DATA FOR ANALYSIS below:
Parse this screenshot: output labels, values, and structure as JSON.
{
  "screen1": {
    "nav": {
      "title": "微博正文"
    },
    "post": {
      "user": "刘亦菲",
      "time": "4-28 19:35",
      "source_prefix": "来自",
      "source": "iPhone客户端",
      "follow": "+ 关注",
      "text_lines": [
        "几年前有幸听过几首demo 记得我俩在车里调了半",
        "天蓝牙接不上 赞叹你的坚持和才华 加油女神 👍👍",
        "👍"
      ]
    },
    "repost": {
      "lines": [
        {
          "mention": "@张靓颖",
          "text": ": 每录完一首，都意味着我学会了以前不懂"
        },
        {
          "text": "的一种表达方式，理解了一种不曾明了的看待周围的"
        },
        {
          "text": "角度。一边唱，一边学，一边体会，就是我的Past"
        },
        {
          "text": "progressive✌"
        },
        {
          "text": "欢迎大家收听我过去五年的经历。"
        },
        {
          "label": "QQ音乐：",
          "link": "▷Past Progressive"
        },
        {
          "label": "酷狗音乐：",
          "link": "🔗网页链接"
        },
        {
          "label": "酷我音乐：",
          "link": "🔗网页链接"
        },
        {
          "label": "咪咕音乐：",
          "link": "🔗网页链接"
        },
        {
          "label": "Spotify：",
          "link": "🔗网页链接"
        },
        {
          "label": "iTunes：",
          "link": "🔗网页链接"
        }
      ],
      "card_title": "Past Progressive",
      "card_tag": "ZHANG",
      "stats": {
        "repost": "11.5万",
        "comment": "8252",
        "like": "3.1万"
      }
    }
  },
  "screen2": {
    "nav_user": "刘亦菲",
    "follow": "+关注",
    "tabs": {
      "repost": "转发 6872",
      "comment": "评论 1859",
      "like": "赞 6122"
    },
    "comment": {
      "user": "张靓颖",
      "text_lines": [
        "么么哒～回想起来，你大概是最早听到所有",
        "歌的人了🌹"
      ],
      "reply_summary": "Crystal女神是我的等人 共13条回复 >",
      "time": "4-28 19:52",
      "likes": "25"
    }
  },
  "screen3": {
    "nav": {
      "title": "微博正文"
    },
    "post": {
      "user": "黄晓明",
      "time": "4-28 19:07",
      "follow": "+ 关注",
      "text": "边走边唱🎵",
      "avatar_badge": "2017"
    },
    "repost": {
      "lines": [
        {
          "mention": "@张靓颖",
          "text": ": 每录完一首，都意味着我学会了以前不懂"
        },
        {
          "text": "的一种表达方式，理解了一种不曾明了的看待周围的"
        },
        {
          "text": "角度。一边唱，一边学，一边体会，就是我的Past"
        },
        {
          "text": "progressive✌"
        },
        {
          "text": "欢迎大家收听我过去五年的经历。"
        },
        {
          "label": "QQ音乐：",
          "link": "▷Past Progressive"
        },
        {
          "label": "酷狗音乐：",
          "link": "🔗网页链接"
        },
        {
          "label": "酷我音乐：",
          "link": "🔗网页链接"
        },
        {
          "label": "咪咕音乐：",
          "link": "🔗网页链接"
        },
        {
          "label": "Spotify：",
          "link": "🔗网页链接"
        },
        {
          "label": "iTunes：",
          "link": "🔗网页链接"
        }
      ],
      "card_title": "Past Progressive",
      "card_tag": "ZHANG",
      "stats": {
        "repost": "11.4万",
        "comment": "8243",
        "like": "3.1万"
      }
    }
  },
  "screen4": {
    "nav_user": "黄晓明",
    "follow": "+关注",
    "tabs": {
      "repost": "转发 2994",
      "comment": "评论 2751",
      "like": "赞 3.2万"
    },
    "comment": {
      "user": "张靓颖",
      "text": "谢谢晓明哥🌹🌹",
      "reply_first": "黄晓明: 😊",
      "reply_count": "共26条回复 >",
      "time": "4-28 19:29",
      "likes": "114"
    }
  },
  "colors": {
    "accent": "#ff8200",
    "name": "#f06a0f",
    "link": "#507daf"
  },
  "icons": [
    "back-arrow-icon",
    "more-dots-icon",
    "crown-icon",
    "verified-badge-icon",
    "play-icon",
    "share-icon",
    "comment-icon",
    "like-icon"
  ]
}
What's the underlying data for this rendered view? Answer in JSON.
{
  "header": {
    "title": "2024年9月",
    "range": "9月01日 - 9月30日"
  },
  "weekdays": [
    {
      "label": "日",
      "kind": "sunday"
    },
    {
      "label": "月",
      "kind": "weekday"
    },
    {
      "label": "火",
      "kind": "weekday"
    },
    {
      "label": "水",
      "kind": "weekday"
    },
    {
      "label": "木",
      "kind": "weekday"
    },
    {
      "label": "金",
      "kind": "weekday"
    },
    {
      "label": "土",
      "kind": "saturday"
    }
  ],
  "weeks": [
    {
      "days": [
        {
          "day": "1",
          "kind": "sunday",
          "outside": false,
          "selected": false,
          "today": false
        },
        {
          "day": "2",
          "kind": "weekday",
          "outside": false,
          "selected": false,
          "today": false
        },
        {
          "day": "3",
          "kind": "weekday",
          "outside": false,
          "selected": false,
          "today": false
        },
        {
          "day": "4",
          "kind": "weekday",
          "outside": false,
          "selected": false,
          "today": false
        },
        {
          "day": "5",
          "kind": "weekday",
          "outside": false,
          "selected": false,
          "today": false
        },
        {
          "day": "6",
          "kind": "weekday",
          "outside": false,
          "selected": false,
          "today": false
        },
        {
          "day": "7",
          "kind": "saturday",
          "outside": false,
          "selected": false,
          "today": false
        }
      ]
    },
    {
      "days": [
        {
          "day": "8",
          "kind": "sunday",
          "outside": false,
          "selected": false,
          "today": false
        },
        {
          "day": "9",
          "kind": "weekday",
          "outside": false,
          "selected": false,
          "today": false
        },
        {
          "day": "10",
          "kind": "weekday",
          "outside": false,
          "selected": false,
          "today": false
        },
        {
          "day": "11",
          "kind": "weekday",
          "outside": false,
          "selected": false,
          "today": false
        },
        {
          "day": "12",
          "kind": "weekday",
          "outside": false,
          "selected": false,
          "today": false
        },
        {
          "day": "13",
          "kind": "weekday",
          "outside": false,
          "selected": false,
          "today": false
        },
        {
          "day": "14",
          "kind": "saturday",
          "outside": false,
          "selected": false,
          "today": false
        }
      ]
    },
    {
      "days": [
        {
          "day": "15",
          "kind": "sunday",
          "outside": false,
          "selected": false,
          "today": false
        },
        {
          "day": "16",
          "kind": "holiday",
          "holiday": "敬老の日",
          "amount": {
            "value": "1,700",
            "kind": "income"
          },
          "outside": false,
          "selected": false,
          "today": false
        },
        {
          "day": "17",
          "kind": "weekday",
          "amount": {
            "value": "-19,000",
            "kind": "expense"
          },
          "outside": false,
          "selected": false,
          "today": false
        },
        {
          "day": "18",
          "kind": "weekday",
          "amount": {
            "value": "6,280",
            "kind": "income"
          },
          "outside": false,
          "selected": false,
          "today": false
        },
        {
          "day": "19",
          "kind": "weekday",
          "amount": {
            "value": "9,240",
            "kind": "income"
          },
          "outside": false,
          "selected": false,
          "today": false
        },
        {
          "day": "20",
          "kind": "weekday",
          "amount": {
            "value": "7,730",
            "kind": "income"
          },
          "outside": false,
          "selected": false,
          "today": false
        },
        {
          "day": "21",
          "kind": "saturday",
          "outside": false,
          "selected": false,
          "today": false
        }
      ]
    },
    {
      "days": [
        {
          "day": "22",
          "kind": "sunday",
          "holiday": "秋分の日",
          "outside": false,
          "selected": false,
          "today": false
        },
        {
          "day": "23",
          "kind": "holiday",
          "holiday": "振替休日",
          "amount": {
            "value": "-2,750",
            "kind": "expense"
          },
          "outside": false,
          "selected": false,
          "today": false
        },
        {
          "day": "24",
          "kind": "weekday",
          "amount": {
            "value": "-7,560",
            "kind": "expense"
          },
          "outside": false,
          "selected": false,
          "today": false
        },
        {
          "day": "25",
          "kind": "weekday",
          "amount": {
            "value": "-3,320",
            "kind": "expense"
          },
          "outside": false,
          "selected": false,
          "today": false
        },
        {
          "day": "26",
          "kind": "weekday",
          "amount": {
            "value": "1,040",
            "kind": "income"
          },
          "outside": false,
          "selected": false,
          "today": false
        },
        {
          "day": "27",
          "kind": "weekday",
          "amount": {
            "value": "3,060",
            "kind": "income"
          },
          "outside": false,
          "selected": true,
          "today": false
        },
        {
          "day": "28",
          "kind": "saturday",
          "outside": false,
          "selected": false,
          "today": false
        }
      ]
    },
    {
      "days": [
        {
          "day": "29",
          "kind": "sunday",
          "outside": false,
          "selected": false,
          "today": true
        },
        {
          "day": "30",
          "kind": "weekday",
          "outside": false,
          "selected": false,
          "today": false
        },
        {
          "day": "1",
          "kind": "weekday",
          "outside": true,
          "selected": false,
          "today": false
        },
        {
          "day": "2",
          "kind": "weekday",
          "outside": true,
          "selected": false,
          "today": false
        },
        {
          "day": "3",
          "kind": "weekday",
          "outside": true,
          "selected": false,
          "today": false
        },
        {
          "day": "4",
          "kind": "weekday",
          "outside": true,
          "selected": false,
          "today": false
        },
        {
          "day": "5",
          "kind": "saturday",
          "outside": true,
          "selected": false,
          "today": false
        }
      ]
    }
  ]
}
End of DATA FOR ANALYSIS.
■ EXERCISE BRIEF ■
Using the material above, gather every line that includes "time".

■ SOLUTION FOR THIS PROBLEM ■
      "time": "4-28 19:35",
      "time": "4-28 19:52",
      "time": "4-28 19:07",
      "time": "4-28 19:29",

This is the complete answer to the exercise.